__What the exercise asks__. The full set of entries is to be printed exactly, with pictures excluded.

__The data__.
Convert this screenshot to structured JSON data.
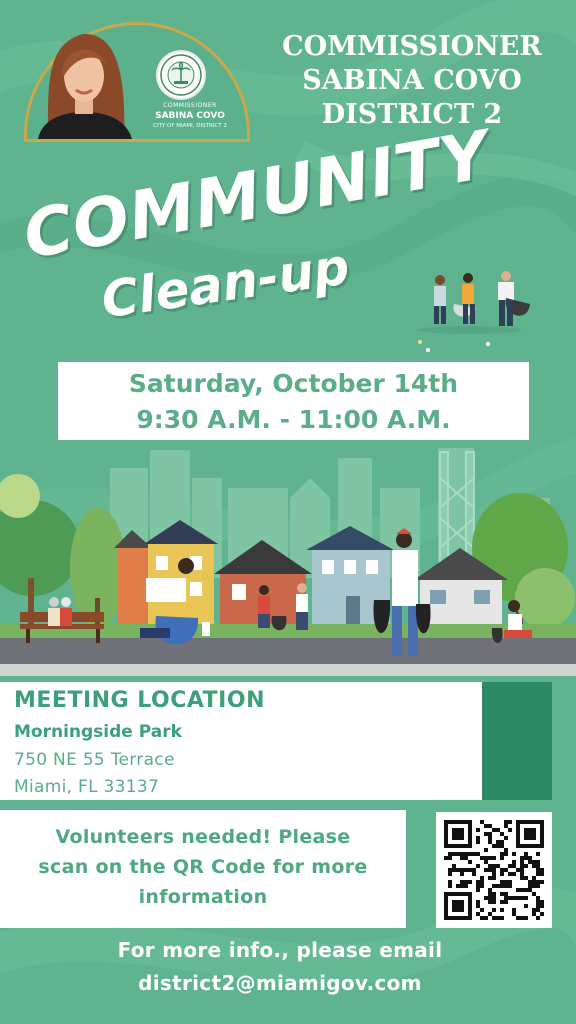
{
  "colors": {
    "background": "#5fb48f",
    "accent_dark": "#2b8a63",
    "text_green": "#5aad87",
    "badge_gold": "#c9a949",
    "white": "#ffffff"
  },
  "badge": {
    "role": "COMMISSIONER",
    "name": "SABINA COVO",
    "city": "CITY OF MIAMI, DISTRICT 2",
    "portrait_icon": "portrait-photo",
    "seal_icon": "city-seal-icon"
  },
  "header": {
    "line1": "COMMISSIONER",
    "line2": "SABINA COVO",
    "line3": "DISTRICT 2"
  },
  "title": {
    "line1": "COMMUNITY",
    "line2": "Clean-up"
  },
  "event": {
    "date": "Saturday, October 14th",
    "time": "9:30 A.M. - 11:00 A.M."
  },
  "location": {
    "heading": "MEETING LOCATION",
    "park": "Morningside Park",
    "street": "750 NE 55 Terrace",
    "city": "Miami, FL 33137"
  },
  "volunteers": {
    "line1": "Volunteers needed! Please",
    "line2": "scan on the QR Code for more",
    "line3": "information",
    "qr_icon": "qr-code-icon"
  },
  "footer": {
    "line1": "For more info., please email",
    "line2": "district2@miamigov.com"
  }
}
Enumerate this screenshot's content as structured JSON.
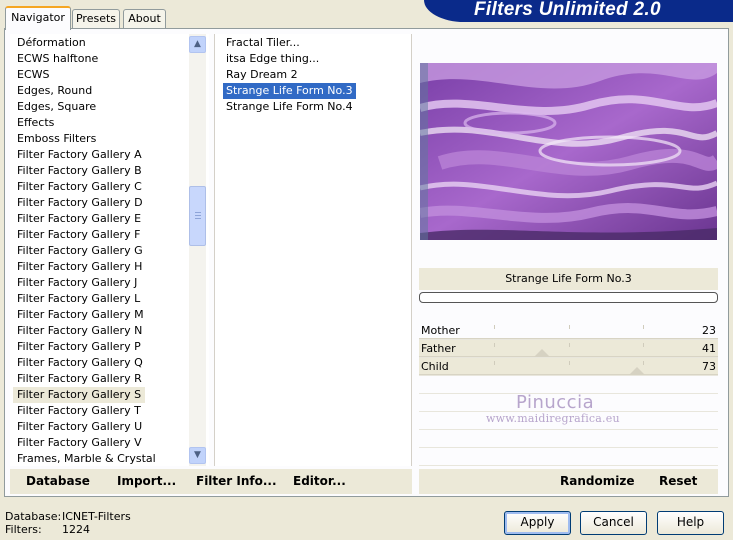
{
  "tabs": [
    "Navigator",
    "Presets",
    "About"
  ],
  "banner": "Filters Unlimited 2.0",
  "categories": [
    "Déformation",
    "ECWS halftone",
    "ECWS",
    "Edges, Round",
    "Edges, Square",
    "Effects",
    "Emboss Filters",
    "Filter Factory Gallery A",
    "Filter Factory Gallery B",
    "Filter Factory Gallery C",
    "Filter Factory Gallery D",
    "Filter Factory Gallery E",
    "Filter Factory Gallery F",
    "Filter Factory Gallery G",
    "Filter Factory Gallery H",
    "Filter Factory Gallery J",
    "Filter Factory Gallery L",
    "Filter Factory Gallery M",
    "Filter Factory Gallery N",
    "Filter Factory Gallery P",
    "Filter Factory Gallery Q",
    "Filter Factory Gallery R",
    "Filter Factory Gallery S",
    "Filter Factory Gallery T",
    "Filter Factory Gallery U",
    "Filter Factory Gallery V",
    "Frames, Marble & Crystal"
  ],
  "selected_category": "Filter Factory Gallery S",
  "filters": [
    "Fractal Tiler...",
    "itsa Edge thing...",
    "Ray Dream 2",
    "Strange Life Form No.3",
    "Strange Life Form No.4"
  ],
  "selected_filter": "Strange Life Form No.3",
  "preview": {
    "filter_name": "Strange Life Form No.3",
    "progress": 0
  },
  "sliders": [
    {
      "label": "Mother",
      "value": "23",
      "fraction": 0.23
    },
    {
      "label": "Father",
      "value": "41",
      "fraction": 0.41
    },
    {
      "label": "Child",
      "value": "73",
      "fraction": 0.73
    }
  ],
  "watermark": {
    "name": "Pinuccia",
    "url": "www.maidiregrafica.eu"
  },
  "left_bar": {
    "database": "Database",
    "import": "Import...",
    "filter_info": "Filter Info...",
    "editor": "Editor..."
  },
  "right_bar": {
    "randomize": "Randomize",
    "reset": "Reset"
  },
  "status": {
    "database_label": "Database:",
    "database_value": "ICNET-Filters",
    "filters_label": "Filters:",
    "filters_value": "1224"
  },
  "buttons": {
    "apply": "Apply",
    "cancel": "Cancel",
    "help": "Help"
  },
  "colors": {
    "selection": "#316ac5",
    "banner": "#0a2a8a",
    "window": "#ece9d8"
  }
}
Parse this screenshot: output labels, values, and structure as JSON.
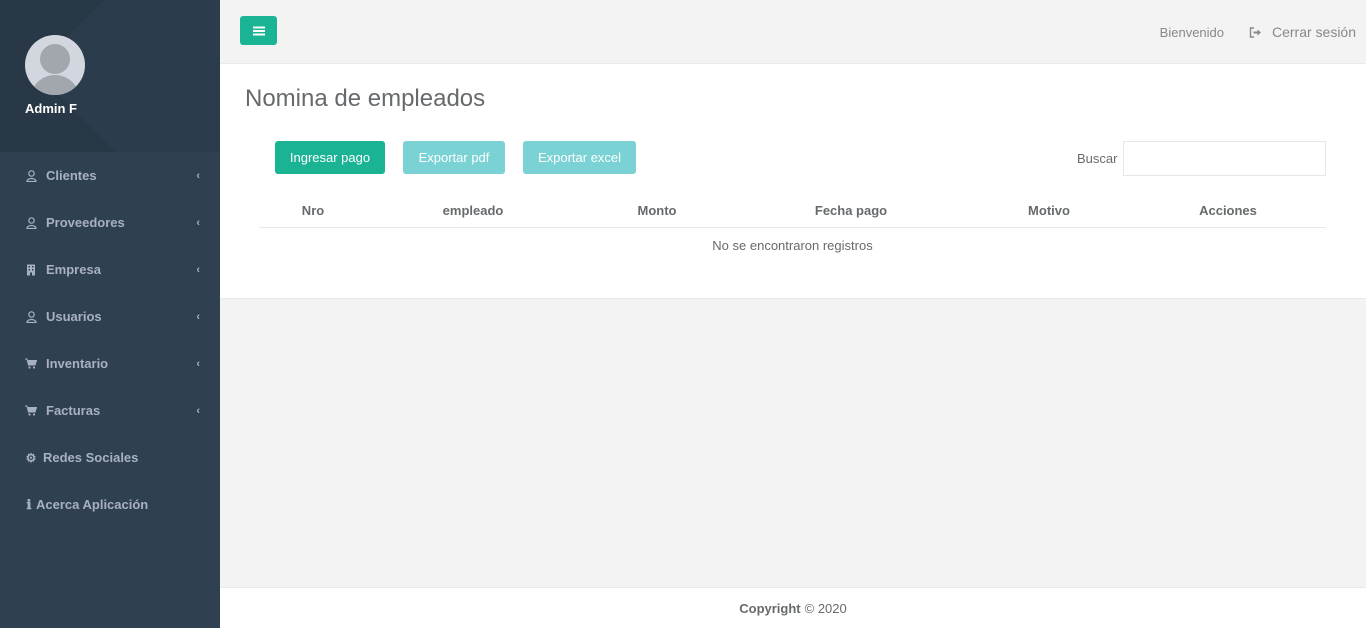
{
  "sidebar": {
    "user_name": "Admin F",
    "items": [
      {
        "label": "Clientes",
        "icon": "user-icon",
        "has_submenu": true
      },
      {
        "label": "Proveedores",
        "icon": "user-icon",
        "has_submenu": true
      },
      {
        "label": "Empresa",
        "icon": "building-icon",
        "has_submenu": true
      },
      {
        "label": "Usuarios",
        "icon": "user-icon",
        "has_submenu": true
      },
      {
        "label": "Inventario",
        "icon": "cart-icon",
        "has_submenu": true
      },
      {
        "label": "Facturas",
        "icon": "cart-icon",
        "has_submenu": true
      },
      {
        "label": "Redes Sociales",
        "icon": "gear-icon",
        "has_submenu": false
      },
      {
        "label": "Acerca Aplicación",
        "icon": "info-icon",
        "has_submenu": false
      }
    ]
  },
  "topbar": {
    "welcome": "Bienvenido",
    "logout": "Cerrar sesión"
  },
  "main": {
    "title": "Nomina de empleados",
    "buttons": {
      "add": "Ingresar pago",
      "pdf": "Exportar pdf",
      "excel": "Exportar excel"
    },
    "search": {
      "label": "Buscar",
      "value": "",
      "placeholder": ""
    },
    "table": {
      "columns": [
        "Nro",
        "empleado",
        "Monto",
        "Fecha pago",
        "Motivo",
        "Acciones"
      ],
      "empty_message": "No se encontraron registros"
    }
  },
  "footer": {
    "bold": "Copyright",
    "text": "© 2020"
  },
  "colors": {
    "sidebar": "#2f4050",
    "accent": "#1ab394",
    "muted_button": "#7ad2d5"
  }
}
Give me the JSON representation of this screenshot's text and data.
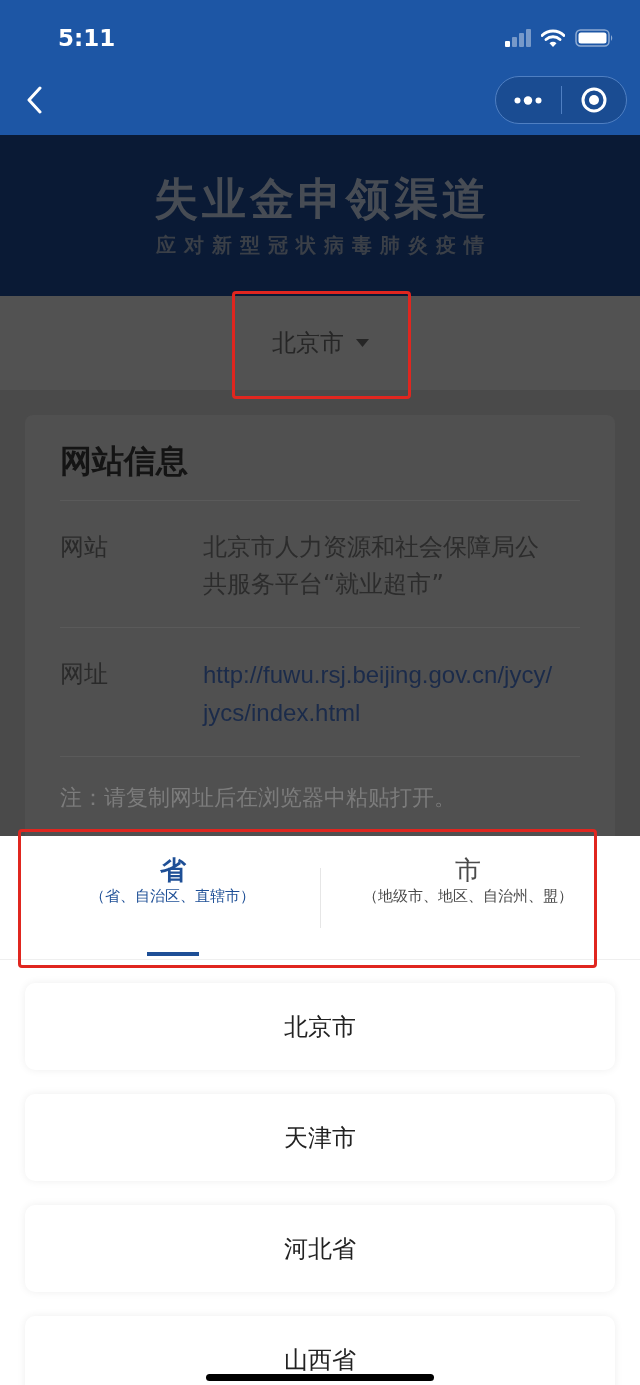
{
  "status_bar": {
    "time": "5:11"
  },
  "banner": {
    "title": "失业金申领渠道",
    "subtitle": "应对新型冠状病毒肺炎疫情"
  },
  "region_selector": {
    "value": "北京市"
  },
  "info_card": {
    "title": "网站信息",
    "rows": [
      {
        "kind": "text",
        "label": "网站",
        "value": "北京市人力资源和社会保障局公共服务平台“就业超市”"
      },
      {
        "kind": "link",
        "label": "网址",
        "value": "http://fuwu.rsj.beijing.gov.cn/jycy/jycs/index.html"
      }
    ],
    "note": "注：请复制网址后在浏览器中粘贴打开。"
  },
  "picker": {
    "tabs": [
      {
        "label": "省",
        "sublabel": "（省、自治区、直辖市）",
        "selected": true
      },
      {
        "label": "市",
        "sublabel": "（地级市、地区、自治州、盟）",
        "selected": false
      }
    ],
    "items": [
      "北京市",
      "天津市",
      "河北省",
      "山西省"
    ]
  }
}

__Answer to the exercise__.
Convert this screenshot to structured JSON data.
{
  "colors": {
    "background": "#5fb48f",
    "accent_dark": "#2b8a63",
    "text_green": "#5aad87",
    "badge_gold": "#c9a949",
    "white": "#ffffff"
  },
  "badge": {
    "role": "COMMISSIONER",
    "name": "SABINA COVO",
    "city": "CITY OF MIAMI, DISTRICT 2",
    "portrait_icon": "portrait-photo",
    "seal_icon": "city-seal-icon"
  },
  "header": {
    "line1": "COMMISSIONER",
    "line2": "SABINA COVO",
    "line3": "DISTRICT 2"
  },
  "title": {
    "line1": "COMMUNITY",
    "line2": "Clean-up"
  },
  "event": {
    "date": "Saturday, October 14th",
    "time": "9:30 A.M. - 11:00 A.M."
  },
  "location": {
    "heading": "MEETING LOCATION",
    "park": "Morningside Park",
    "street": "750 NE 55 Terrace",
    "city": "Miami, FL 33137"
  },
  "volunteers": {
    "line1": "Volunteers needed! Please",
    "line2": "scan on the QR Code for more",
    "line3": "information",
    "qr_icon": "qr-code-icon"
  },
  "footer": {
    "line1": "For more info., please email",
    "line2": "district2@miamigov.com"
  }
}
Enumerate this screenshot's content as structured JSON.
{
  "tabs": [
    "Navigator",
    "Presets",
    "About"
  ],
  "banner": "Filters Unlimited 2.0",
  "categories": [
    "Déformation",
    "ECWS halftone",
    "ECWS",
    "Edges, Round",
    "Edges, Square",
    "Effects",
    "Emboss Filters",
    "Filter Factory Gallery A",
    "Filter Factory Gallery B",
    "Filter Factory Gallery C",
    "Filter Factory Gallery D",
    "Filter Factory Gallery E",
    "Filter Factory Gallery F",
    "Filter Factory Gallery G",
    "Filter Factory Gallery H",
    "Filter Factory Gallery J",
    "Filter Factory Gallery L",
    "Filter Factory Gallery M",
    "Filter Factory Gallery N",
    "Filter Factory Gallery P",
    "Filter Factory Gallery Q",
    "Filter Factory Gallery R",
    "Filter Factory Gallery S",
    "Filter Factory Gallery T",
    "Filter Factory Gallery U",
    "Filter Factory Gallery V",
    "Frames, Marble & Crystal"
  ],
  "selected_category": "Filter Factory Gallery S",
  "filters": [
    "Fractal Tiler...",
    "itsa Edge thing...",
    "Ray Dream 2",
    "Strange Life Form No.3",
    "Strange Life Form No.4"
  ],
  "selected_filter": "Strange Life Form No.3",
  "preview": {
    "filter_name": "Strange Life Form No.3",
    "progress": 0
  },
  "sliders": [
    {
      "label": "Mother",
      "value": "23",
      "fraction": 0.23
    },
    {
      "label": "Father",
      "value": "41",
      "fraction": 0.41
    },
    {
      "label": "Child",
      "value": "73",
      "fraction": 0.73
    }
  ],
  "watermark": {
    "name": "Pinuccia",
    "url": "www.maidiregrafica.eu"
  },
  "left_bar": {
    "database": "Database",
    "import": "Import...",
    "filter_info": "Filter Info...",
    "editor": "Editor..."
  },
  "right_bar": {
    "randomize": "Randomize",
    "reset": "Reset"
  },
  "status": {
    "database_label": "Database:",
    "database_value": "ICNET-Filters",
    "filters_label": "Filters:",
    "filters_value": "1224"
  },
  "buttons": {
    "apply": "Apply",
    "cancel": "Cancel",
    "help": "Help"
  },
  "colors": {
    "selection": "#316ac5",
    "banner": "#0a2a8a",
    "window": "#ece9d8"
  }
}
Parse this screenshot: output labels, values, and structure as JSON.
{
  "sidebar": {
    "user_name": "Admin F",
    "items": [
      {
        "label": "Clientes",
        "icon": "user-icon",
        "has_submenu": true
      },
      {
        "label": "Proveedores",
        "icon": "user-icon",
        "has_submenu": true
      },
      {
        "label": "Empresa",
        "icon": "building-icon",
        "has_submenu": true
      },
      {
        "label": "Usuarios",
        "icon": "user-icon",
        "has_submenu": true
      },
      {
        "label": "Inventario",
        "icon": "cart-icon",
        "has_submenu": true
      },
      {
        "label": "Facturas",
        "icon": "cart-icon",
        "has_submenu": true
      },
      {
        "label": "Redes Sociales",
        "icon": "gear-icon",
        "has_submenu": false
      },
      {
        "label": "Acerca Aplicación",
        "icon": "info-icon",
        "has_submenu": false
      }
    ]
  },
  "topbar": {
    "welcome": "Bienvenido",
    "logout": "Cerrar sesión"
  },
  "main": {
    "title": "Nomina de empleados",
    "buttons": {
      "add": "Ingresar pago",
      "pdf": "Exportar pdf",
      "excel": "Exportar excel"
    },
    "search": {
      "label": "Buscar",
      "value": "",
      "placeholder": ""
    },
    "table": {
      "columns": [
        "Nro",
        "empleado",
        "Monto",
        "Fecha pago",
        "Motivo",
        "Acciones"
      ],
      "empty_message": "No se encontraron registros"
    }
  },
  "footer": {
    "bold": "Copyright",
    "text": "© 2020"
  },
  "colors": {
    "sidebar": "#2f4050",
    "accent": "#1ab394",
    "muted_button": "#7ad2d5"
  }
}
Give me the JSON representation of this screenshot's text and data.
{
  "status_bar": {
    "time": "5:11"
  },
  "banner": {
    "title": "失业金申领渠道",
    "subtitle": "应对新型冠状病毒肺炎疫情"
  },
  "region_selector": {
    "value": "北京市"
  },
  "info_card": {
    "title": "网站信息",
    "rows": [
      {
        "kind": "text",
        "label": "网站",
        "value": "北京市人力资源和社会保障局公共服务平台“就业超市”"
      },
      {
        "kind": "link",
        "label": "网址",
        "value": "http://fuwu.rsj.beijing.gov.cn/jycy/jycs/index.html"
      }
    ],
    "note": "注：请复制网址后在浏览器中粘贴打开。"
  },
  "picker": {
    "tabs": [
      {
        "label": "省",
        "sublabel": "（省、自治区、直辖市）",
        "selected": true
      },
      {
        "label": "市",
        "sublabel": "（地级市、地区、自治州、盟）",
        "selected": false
      }
    ],
    "items": [
      "北京市",
      "天津市",
      "河北省",
      "山西省"
    ]
  }
}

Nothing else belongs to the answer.